in answer to your question, you can think of methylation as "cause" -at least in part- but, it can also be considered effect, since it isn't yet clear what triggers the methylation events.

It's probably more helpful to think in terms of a chain of events(including some variability), rather than direct cause and effect.
JVK
1 / 5 (3) Aug 17, 2014
"...these CpG associations revealed nearby genes whose RNA expression was altered in brain samples..."

This suggests a clear link from ecological variation to nutrient-dependent changes in the microRNA/messenger RNA balance, which lead from alternative splicings of pre-mRNA to amino acid substitutions that differentiate the cell types of all individuals of all species from microbes to man via conserved molecular mechanisms.

The model that details the chain of events was first offered in the context of cell type differentiation and sex differences in cell types, which was before I realized that cell type differentiation must occur via conserved molecular mechanisms in all cells, of all tissues, of all organs, in all organ systems with the increasing organismal complexity manifested in nutrient-dependent pheromone-controlled morphological and behavioral phenotypes.

See: Nutrient-dependent/pheromone-controlled adaptive evolution: a model.
http://www.ncbi.n...24693353
animah
5 / 5 (3) Aug 17, 2014
Keep going scammer James V Kohl. Your SEO profile is slowly changing, and it won't stop until you stop spamming this board:

https://www.googl...+scammer

Please sign in to add a comment. Registration is free, and takes less than a minute. Read more

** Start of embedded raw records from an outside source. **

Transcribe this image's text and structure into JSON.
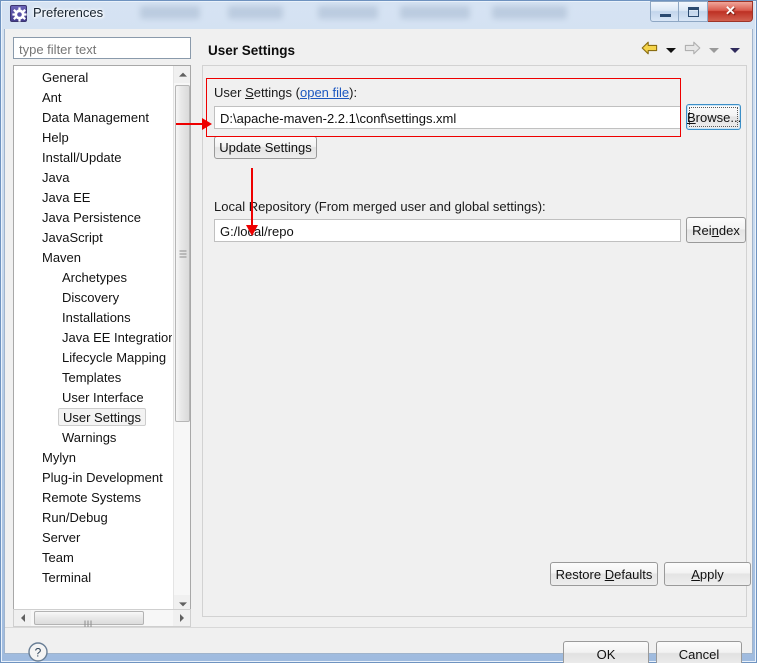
{
  "window": {
    "title": "Preferences",
    "icon": "gear-icon",
    "minimize_label": "",
    "maximize_label": "",
    "close_label": "✕"
  },
  "filter": {
    "placeholder": "type filter text",
    "value": ""
  },
  "tree": {
    "items": [
      {
        "label": "General",
        "depth": 0,
        "selected": false
      },
      {
        "label": "Ant",
        "depth": 0,
        "selected": false
      },
      {
        "label": "Data Management",
        "depth": 0,
        "selected": false
      },
      {
        "label": "Help",
        "depth": 0,
        "selected": false
      },
      {
        "label": "Install/Update",
        "depth": 0,
        "selected": false
      },
      {
        "label": "Java",
        "depth": 0,
        "selected": false
      },
      {
        "label": "Java EE",
        "depth": 0,
        "selected": false
      },
      {
        "label": "Java Persistence",
        "depth": 0,
        "selected": false
      },
      {
        "label": "JavaScript",
        "depth": 0,
        "selected": false
      },
      {
        "label": "Maven",
        "depth": 0,
        "selected": false
      },
      {
        "label": "Archetypes",
        "depth": 1,
        "selected": false
      },
      {
        "label": "Discovery",
        "depth": 1,
        "selected": false
      },
      {
        "label": "Installations",
        "depth": 1,
        "selected": false
      },
      {
        "label": "Java EE Integration",
        "depth": 1,
        "selected": false
      },
      {
        "label": "Lifecycle Mapping",
        "depth": 1,
        "selected": false
      },
      {
        "label": "Templates",
        "depth": 1,
        "selected": false
      },
      {
        "label": "User Interface",
        "depth": 1,
        "selected": false
      },
      {
        "label": "User Settings",
        "depth": 1,
        "selected": true
      },
      {
        "label": "Warnings",
        "depth": 1,
        "selected": false
      },
      {
        "label": "Mylyn",
        "depth": 0,
        "selected": false
      },
      {
        "label": "Plug-in Development",
        "depth": 0,
        "selected": false
      },
      {
        "label": "Remote Systems",
        "depth": 0,
        "selected": false
      },
      {
        "label": "Run/Debug",
        "depth": 0,
        "selected": false
      },
      {
        "label": "Server",
        "depth": 0,
        "selected": false
      },
      {
        "label": "Team",
        "depth": 0,
        "selected": false
      },
      {
        "label": "Terminal",
        "depth": 0,
        "selected": false
      }
    ]
  },
  "page": {
    "title": "User Settings",
    "nav": {
      "back_icon": "back-arrow-icon",
      "back_menu_icon": "chevron-down-icon",
      "forward_icon": "forward-arrow-icon",
      "forward_menu_icon": "chevron-down-icon",
      "history_menu_icon": "chevron-down-icon"
    },
    "user_settings": {
      "label_prefix": "User ",
      "label_mnemonic": "S",
      "label_suffix": "ettings (",
      "link_text": "open file",
      "label_end": "):",
      "value": "D:\\apache-maven-2.2.1\\conf\\settings.xml",
      "browse_label_mnemonic": "B",
      "browse_label_rest": "rowse...",
      "update_label": "Update Settings"
    },
    "local_repository": {
      "label": "Local Repository (From merged user and global settings):",
      "value": "G:/local/repo",
      "reindex_prefix": "Rei",
      "reindex_mnemonic": "n",
      "reindex_suffix": "dex"
    },
    "restore_defaults": {
      "prefix": "Restore ",
      "mnemonic": "D",
      "suffix": "efaults"
    },
    "apply": {
      "mnemonic": "A",
      "suffix": "pply"
    }
  },
  "dialog": {
    "help_icon": "help-question-icon",
    "ok_label": "OK",
    "cancel_label": "Cancel"
  },
  "annotations": {
    "color": "#ee0000",
    "highlight_box": "user-settings-field-group",
    "arrow_1": "points-right-to-user-settings-field",
    "arrow_2": "points-down-to-local-repository-field"
  }
}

Click here to reset your password.
Sign in to get notified via email when new comments are made.